The deltoid muscle is divided into three different portions, the anterior (front), middle, and posterior (back). The deltoid originates from the acromion and clavicle and inserts onto the deltoid tuberosity of the humerus. Its role is flexion and internal rotation of the shoulder (anterior portion); abduction of the shoulder (middle portion); extension and external rotation of the shoulder (posterior portion). The axillary nerve, which comes from the neck,(C5) supplies the deltoid muscle.
There are many injuries in the shoulder that can mimic a deltoid strain. At times, these injuries can be difficult to differentiate from other structures that may be injured, including the rotator cuff, glenoid labrum, biceps tendon, acromio-clavicular joint, (AC joint), shoulder dislocation/fracture and contusion.
Many of these injuries can be treated conservatively, however some of these injuries require surgical intervention and need to be evaluated by the Sports Injuries Specialist – Registered Osteopath to determine the extent of the injury.

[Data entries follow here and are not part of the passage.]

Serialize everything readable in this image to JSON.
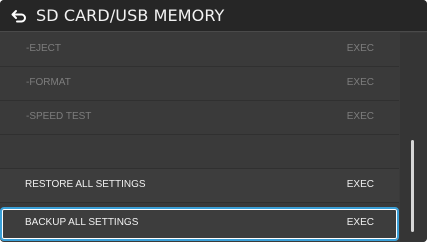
{
  "header": {
    "title": "SD CARD/USB MEMORY",
    "back_icon": "back-arrow-icon"
  },
  "menu": {
    "items": [
      {
        "label": "-EJECT",
        "value": "EXEC",
        "enabled": false
      },
      {
        "label": "-FORMAT",
        "value": "EXEC",
        "enabled": false
      },
      {
        "label": "-SPEED TEST",
        "value": "EXEC",
        "enabled": false
      },
      {
        "label": "",
        "value": "",
        "enabled": false
      },
      {
        "label": "RESTORE ALL SETTINGS",
        "value": "EXEC",
        "enabled": true
      },
      {
        "label": "BACKUP ALL SETTINGS",
        "value": "EXEC",
        "enabled": true,
        "selected": true
      }
    ]
  },
  "colors": {
    "highlight": "#3aa0d8",
    "disabled_text": "#7d7d7d",
    "text": "#f0f0f0",
    "header_bg": "#262626"
  }
}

Deltoid strains can be caused by numerous mechanisms. Most commonly, they may result from overuse of the muscle without adequate rest. This can lead to discomfort in the region of the deltoid muscle, with associated swelling and loss of function. A forced eccentric contraction of the shoulder, (lengthening of the muscle belly whilst contracting) can also lead to straining of the deltoid muscle, e.g. by weight lifting. Less commonly, a direct traumatic blow to the shoulder may also cause a deltoid strain.
Deltoid strains are diagnosed by looking at the mechanism of injury and the symptoms the patient will present. A physical examination is imperative by the Sports Injuries Specialist – Registered Osteopath. Patients with deltoid strains often present with pain on palpation of the involved area of the deltoid muscle belly. In more severe cases, with actual tears of the muscle, a palpable defect may also be felt.
The shoulder is assessed for swelling and skin changes. Range-of-motion and strength testing are done to help confirm the diagnosis of a deltoid strain and rule out other possible diagnoses. Depending on the mechanism of injury, no imaging studies may be needed. If there is concern for fracture or dislocation, radiographs of the shoulder may be indicated. Additionally, if there is concern for rotator cuff injury or a torn labrum, then a MRI of the shoulder, may be deemed necessary.
Deltoid strains are graded based on the severity of the injury. Grade I strains generally result in mild pain in the affected shoulder. Patients with a grade I strain are able to use their shoulder, lift their arms with minimal pain and are able to do push-ups without much difficulty. There is generally minimal/no swelling. Grade II strains represent a partial tearing of the deltoid muscle. A patient with a grade II strain will have increased pain in the shoulder. They may have difficulty doing push-ups or lifting their arm. There will generally be mild or moderate swelling. Grade III strains are the most severe. A patient with a grade III strain typically has tearing of the deltoid muscle belly and will experience severe pain and dysfunction in their arm, with moderate swelling.
In general, deltoid strains are treated conservatively by the Sports Injuries Specialist – Registered Osteopath. Only on very rare occasions surgery is needed. Depending on the severity of the strain, athletes can return to their chosen sport within in a day or two (grade I strain), whereas several weeks or months may be required in the event of a grade II or III strain respectively.
In order to safely return to athletic competition, the athlete must have regained all of their strength and range of motion. After this has been regained, sports specific exercises are given by the Sports Injuries Specialist – Registered Osteopath. For minor, grade I type injuries this can be done very quickly, whereas more severe grade III injuries may need several months of recovery.
TREATMENT: Shoulder Pain_Deltoid Strain. Treatment At Harrow Osteopaths, Wembley Osteopaths, Chelsea Osteopaths by The Sports Injuries Specialist – Registered Osteopath. Regulated: Harrow Osteopaths, Wembley Osteopaths, Chelsea Osteopaths – The Sports Injuries Specialist – Registered Osteopath. How Shoulder Pain is treated at Harrow Osteopaths, Wembley Osteopaths, Chelsea Osteopaths by The Sports Injuries Specialist – Registered Osteopath. Shoulder conditions are treated with gentle, non-invasive techniques designed to help improve blood circulation and drainage of waste products/accumulated toxins. Most patients may find relief from pain and discomfort through conservative treatments and hot/cold therapy.
If you suspect that you have a deltoid strain, it is critical to seek the urgent consultation of the Sports Injuries Specialist – Registered Osteopath.
ZAHIR A CHAUDHARY BA (Hons), BSc (Hons), ND, M Ost.Med
CONTACT: 0792 100 4705
HARROW OSTEOPATHIC CLINIC,
9 LITTLETON RD,
FITNESS FIRST ALPERTON,
197 EALING RD,
THE ATLIP CENTRE,
31 NORVAL RD,
208 FULHAM RD,